[Entries from a dataset of interfaces]
= = = =
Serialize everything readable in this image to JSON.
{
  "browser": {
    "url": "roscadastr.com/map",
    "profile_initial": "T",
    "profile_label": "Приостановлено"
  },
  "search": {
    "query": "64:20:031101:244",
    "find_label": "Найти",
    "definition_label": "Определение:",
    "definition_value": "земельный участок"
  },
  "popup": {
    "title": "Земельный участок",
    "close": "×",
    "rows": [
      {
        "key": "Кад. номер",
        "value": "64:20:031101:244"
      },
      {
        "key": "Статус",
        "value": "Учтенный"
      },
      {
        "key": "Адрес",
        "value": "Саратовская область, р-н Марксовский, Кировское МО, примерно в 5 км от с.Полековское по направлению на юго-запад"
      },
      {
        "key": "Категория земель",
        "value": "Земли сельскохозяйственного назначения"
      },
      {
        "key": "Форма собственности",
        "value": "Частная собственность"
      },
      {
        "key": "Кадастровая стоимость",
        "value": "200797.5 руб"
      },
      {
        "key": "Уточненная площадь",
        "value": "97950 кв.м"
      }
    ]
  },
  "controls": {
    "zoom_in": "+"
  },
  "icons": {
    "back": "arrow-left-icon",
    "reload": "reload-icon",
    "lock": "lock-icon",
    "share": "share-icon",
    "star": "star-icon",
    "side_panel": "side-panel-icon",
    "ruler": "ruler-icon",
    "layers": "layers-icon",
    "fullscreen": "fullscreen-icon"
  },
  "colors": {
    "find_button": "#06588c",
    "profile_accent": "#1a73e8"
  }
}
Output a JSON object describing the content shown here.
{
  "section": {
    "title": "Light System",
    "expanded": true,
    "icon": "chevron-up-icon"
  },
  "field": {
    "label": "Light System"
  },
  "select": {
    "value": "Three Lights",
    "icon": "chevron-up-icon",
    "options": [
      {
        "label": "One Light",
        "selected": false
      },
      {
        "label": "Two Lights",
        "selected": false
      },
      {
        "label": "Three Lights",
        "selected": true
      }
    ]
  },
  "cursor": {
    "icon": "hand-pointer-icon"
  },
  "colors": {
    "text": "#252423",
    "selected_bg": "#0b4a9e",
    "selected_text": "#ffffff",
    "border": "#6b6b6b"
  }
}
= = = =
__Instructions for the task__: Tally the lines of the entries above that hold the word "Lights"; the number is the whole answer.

__Response__: 3